2. Make a tour of local churches

If your child is not overly-stimulated by new environments, consider attending a different church each week for the Stations devotion. Sometimes a new environment will keep a child entertained for at least half of the devotion time. I especially like to attend the Stations at older, more traditional churches. My daughter loves checking out the statues, stained glass windows, beautiful altar and other artwork. If she is good, she can help me light a votive candle by a statue of her choice after the Stations devotion is over.

If you live near a larger city, you may find a church that offers a “Living Way of the Cross” procession, marching through neighborhoods and to various churches while praying the devotion and using costumed individuals to re-enact Jesus’ passion and death.. For example, in Chicago there are several processions held in the Little Village neighborhood, and one in downtown Chicago. Check with your diocese or archdiocese to find out which parishes offer outdoor processions. Then plan to attend -- it is a wonderful experience for children and adults.

3. Do a Stations of the Cross Walk Through Your Neighborhood.

If you live too far from a large city and your own parish does not offer an outdoor procession, consider taking a Stations of the Cross walk throughout your neighborhood. This article, published on the St. Anthony Messenger website, describes how you can use common things around your neighborhood to reflect on the messages inherent in each station.

4. Attend an outdoor Way of the Cross devotion.

Another option is to find a parish that has an outdoor “Way of the Cross” path or garden. Physically walking  the path or garden, which may use statues or shrines to mark each station, will help retain your child’s attention. You could walk the stations with your parish or alone as a family. Doing it as a family gives you the flexibility to tailor the prayers and length of each station to your child’s attention span.

When I was young, my cousins and I walked the Way of the Cross outdoor path in New Ulm, Minnesota. We did this independently without parent prompting or attendance. Granted, we didn’t spend 10 minutes in deep meditation at each station. In fact, we often just stopped for a few minutes and said a quick “Our Father” before racing to the next station Yet, despite our lack of deep prayer, we still reminisce about walking the Way of the Cross path!

Here is a link to the Way of the Cross path that we walked as children: New Ulm, Minnesota Way of the Cross

This website lists some of the outdoor Stations of the Cross gardens and paths in the world:

Waymark: Way of the Cross
5. Create your own Stations of the Cross devotional area.

By doing this, you can pray the stations whenever the mood strikes you, or when your child seems most receptive. Your devotional area could be indoors (for example, a long hallway in your home); or outdoors, (for example, a plot of garden that you have turned into a prayer path). Your devotional area could be as simple as mounted prints on an blank wall or as elaborate as little shrines strategically placed throughout your yard. Creating an outdoor Stations of the Cross path might be a fun family project for the summer.

I once read about a children's home in a third world country that developed its own stations of the cross. I was struck by its simple beauty. They made little crosses out of branches and positioned them throughout a field.
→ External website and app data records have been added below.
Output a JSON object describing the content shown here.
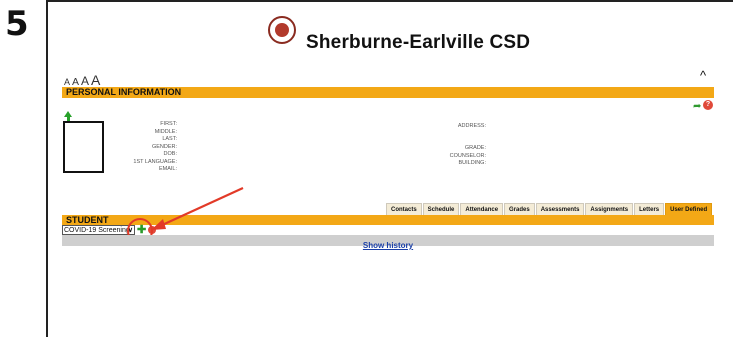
{
  "step_number": "5",
  "district_name": "Sherburne-Earlville CSD",
  "font_size_controls": [
    "A",
    "A",
    "A",
    "A"
  ],
  "collapse_symbol": "^",
  "personal_info_header": "PERSONAL INFORMATION",
  "left_labels": [
    "FIRST:",
    "MIDDLE:",
    "LAST:",
    "GENDER:",
    "DOB:",
    "1ST LANGUAGE:",
    "EMAIL:"
  ],
  "right_labels_top": [
    "ADDRESS:"
  ],
  "right_labels_bottom": [
    "GRADE:",
    "COUNSELOR:",
    "BUILDING:"
  ],
  "tabs": [
    "Contacts",
    "Schedule",
    "Attendance",
    "Grades",
    "Assessments",
    "Assignments",
    "Letters",
    "User Defined"
  ],
  "active_tab": "User Defined",
  "student_header": "STUDENT",
  "select_value": "COVID-19 Screening",
  "show_history": "Show history",
  "help_glyph": "?",
  "accent_color": "#f3a816",
  "annotation_color": "#e23a28"
}
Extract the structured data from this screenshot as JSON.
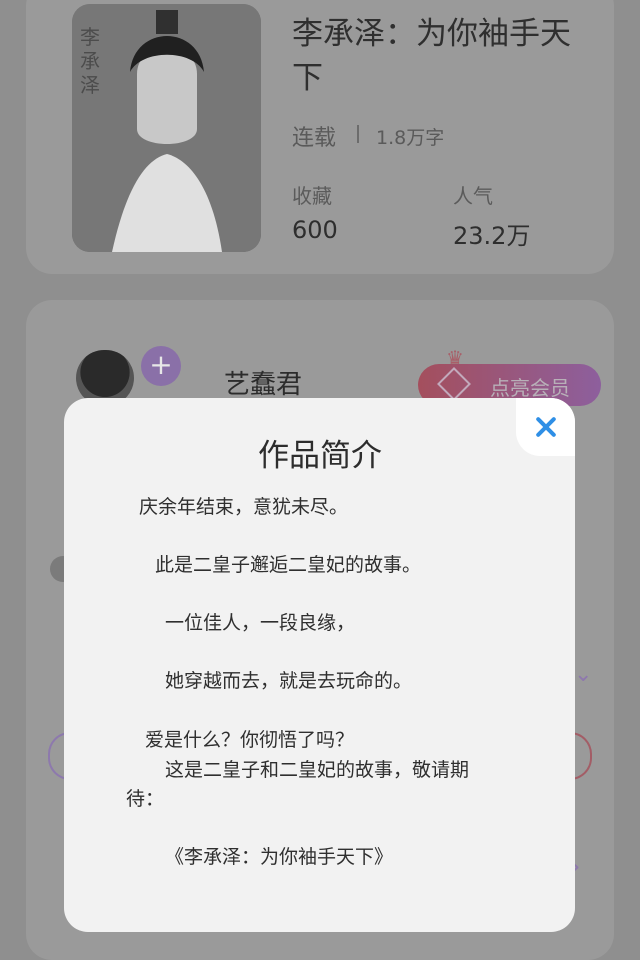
{
  "book": {
    "title": "李承泽：为你袖手天下",
    "status": "连载",
    "word_count": "1.8万字",
    "stats": [
      {
        "label": "收藏",
        "value": "600"
      },
      {
        "label": "人气",
        "value": "23.2万"
      }
    ]
  },
  "author": {
    "name": "艺蠢君",
    "follow_symbol": "+",
    "vip_label": "点亮会员"
  },
  "modal": {
    "title": "作品简介",
    "close_icon": "close-icon",
    "close_color": "#2f8fe6",
    "lines": [
      "庆余年结束，意犹未尽。",
      "此是二皇子邂逅二皇妃的故事。",
      "一位佳人，一段良缘，",
      "她穿越而去，就是去玩命的。",
      "爱是什么？你彻悟了吗？",
      "这是二皇子和二皇妃的故事，敬请期",
      "待：",
      "《李承泽：为你袖手天下》"
    ]
  }
}
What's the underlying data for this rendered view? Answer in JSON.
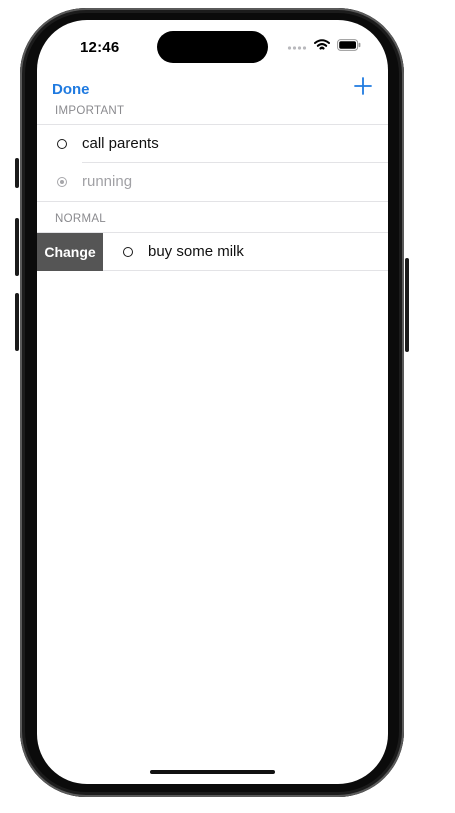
{
  "status_bar": {
    "time": "12:46",
    "icons": [
      "signal-dots-icon",
      "wifi-icon",
      "battery-icon"
    ]
  },
  "nav": {
    "done_label": "Done",
    "add_icon": "plus-icon"
  },
  "sections": [
    {
      "header": "IMPORTANT",
      "items": [
        {
          "label": "call parents",
          "completed": false
        },
        {
          "label": "running",
          "completed": true
        }
      ]
    },
    {
      "header": "NORMAL",
      "items": [
        {
          "label": "buy some milk",
          "completed": false,
          "swipe_action": "Change"
        }
      ]
    }
  ],
  "colors": {
    "accent": "#1f7ae0",
    "swipe_action_bg": "#555555",
    "completed_text": "#a1a1a5"
  }
}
The children then carried a statue of Jesus from station to station while meditating on the passion and death or Jesus.  Simple often resonates the deepest with children!

My next post will include more tips and techniques. Please check back!

1 comment:

  1. love the stations of the cross...trying to find ways for my new catholics to enjoy lent more (four being baptised this easter!)